The 87-year-old businessman and philanthropist made his fortune from Synthes, a medical device and orthopedics company that he sold to Johnson & Johnson for about $20 billion in 2012. His net worth is about $7.9 billion, according to Bloomberg.

Ingber said that unlike many large gifts to universities, Wyss’s donations are not endowments or funds for new buildings. Instead, they support the center’s operational expenses, which routinely top $80 million annually. More than half of the institute’s funding comes from grants, but Ingber said that the new gift would “provide stability” for the next decade.


Don Ingber (left) spoke with Laura Brass behind notes written on the glass walls in a conference room at the Wyss Institute in Boston in 2011.The Boston Globe/Globe Freelance

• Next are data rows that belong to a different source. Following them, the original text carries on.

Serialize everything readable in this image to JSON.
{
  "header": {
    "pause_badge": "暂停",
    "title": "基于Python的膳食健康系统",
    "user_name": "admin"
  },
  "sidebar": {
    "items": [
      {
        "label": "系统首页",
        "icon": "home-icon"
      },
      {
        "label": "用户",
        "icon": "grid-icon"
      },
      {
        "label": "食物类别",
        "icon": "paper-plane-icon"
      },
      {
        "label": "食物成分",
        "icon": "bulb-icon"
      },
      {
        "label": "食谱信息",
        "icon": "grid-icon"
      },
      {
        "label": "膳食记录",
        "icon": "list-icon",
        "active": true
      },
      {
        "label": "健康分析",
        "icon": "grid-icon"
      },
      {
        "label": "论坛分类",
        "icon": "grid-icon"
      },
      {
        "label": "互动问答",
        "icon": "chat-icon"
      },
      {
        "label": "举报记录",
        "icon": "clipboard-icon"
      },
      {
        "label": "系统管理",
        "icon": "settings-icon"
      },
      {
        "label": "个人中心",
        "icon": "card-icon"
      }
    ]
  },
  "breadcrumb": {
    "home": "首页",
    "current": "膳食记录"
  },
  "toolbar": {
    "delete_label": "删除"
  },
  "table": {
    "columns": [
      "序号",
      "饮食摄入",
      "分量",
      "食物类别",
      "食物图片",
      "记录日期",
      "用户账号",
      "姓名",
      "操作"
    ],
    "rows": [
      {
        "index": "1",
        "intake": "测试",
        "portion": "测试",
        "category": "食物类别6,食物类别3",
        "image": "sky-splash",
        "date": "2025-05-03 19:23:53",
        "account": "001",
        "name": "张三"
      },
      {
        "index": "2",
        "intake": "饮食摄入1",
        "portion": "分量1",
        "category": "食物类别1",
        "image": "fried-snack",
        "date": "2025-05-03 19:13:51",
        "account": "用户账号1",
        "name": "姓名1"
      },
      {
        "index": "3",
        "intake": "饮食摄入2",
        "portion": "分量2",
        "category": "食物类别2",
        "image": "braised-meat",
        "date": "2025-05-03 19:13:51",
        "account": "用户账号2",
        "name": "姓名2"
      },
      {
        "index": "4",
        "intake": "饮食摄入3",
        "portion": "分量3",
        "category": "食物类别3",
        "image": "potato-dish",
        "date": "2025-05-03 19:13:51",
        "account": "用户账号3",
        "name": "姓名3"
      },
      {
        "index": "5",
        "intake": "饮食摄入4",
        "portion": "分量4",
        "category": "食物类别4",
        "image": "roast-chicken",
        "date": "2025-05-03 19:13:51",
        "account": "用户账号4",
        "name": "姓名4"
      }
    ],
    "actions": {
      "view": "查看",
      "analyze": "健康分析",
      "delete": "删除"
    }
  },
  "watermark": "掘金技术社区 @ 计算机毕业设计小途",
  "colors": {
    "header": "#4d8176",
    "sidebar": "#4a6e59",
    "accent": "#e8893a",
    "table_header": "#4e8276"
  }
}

“It really pays for the key staff that you usually do not see in academia — people with entrepreneurial, business development, and product development experience who are integrated with the best young, brilliant minds,” Ingber said.

The Wyss comprises 27 scientists from Harvard, MIT, and other Massachusetts institutions who devote part of their time to the Wyss, plus 375 full-time employees. Ingber said he’s committed to keeping the headcount below 400 to help maintain the “entrepreneurial culture.”

Although medical-oriented research has formed the backbone of the Wyss, the institute is increasingly interested in nonmedical fields, including sustainability. One group is devising a protein-based coating that could be applied to plants to make them drought resistant. Another group is searching for plastic-eating microbes. And another team of scientists has identified natural compounds that may help prolong the shelf life of produce without the need for cold storage.

The Wyss is sandwiched among the Longwood medical area’s many hospitals, but in the spring it will move into a new building about half a mile north in the Fenway neighborhood at 201 Brookline Ave. The Wyss signed a 15-year lease for three floors of the 14-story building which was built by Alexandria Real Estate Equities.

The gene editing company Verve Therapeutics, the cancer drug company Tango Therapeutics, and the local life sciences investment firm Third Rock Ventures have also leased space in the building — part of a trend for growing firms to look outside the expensive and congested Kendall Square in Cambridge, which is still the epicenter of the region’s biotech industry.


“Fenway is sort of the next Kendall Square. It’s just exploding,” Ingber said. “So we’re very excited to be in the middle of that.”

Ryan Cross can be reached at ryan.cross@globe.com. Follow him on Twitter @RLCscienceboss.